A year ago your humble blogger penned a post suggesting that the United States was really, really, really super-bad at being an empire. Those who claim that the United States conducts all aspects of its foreign policy purely for profit need to cope with the fact that America really stinks at making a buck from its military actions. A year later, with respect to Afghanistan and Iraq, that assessment really hasn't changed: the United States investment in both of those countries remains a massive net loss. Even Libya doesn't seem to have panned out all that well as a money-making opportunity for Americans.
As a social scientist, however, I need to seek out potentially contradictory data points, and Matthew Brumwasser has a story in the New York Times about how one U.S. military action does seem to be yielding economic gains.... for the individual policymakers responsible for it:
So many former American officials have returned to Kosovo for business — in coal and telecommunications, or for lobbying and other lucrative government contracts — that it is hard to keep them from colliding.
They also include Wesley K. Clark, a retired Army general and the former supreme allied commander of NATO forces in Europe who ran the bombing campaign against the Serbian strongman Slobodan Milosevic; and Mark Tavlarides, who was legislative director at the Clinton White House’s National Security Council.
The State Department has no policy that forbids former diplomats from lobbying on behalf of nations where they served or returning to them for profit, beyond the one applying to federal employees as a whole, which prohibits senior officials from contacting agencies where they once worked for one year and bans all federal employees for life from advising on the same matters.
Kosovo is not the only nation where former officials have returned to conduct business — Iraq is another example — but it presents an extreme case, and perhaps a special ethical quandary, given the outsize American influence here. Pristina, the capital, may be the only city in the world where Bob Dole Street intersects Bill Clinton Boulevard.

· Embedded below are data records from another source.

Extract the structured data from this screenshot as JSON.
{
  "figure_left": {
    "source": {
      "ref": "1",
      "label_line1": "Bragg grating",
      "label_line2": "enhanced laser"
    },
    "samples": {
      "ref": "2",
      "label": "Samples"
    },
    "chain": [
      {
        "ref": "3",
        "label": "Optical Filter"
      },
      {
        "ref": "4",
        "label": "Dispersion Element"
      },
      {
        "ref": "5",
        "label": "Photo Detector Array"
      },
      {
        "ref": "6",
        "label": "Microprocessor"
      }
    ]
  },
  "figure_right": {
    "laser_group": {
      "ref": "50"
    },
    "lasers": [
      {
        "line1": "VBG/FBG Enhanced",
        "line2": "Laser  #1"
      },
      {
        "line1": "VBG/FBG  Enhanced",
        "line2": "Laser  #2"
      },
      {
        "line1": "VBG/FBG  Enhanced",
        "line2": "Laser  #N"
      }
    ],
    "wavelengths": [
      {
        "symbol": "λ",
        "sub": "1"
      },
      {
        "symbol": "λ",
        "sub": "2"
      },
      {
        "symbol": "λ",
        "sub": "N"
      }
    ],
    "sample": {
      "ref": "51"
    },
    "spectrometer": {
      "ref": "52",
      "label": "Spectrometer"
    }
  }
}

Foreign policy experts say the practice of former officials’ returning for business is more common than acknowledged publicly. Privately, former officials concede the possibility of conflicts of interest and even the potential to influence American foreign policy as diplomats who traditionally made careers in public service now rotate more frequently to lucrative jobs in the private sector.
If you read the whole story, however, you'll see that the correlation between ex-policymakers profiting and U.S. corporation profiting is not a perfect one. For example, the Slovenian firm IPKO hired Ms. Albright to be a "special advisor," no doubt to advance their burgeoning interests in Kosovo.
Still, this is a data point that suggests at least some Americans can make a profit off of successful military actions. Of course, contrary to the somewhat sinister tone of the story, I'm not sure that Americans are really screwing over the Kosovars in their hunt for government contracts and assets. Indeed, paradoxically, the very surfeit of ex-policymakers in Pristina means there's real competition among them for prime investments in Kosovo -- which means better terms for the Kosovars.
So yeah, I still think Americans are awful at empire-building.
What do you think?
Daniel W. Drezner is professor of international politics at the Fletcher School of Law and Diplomacy at Tufts University.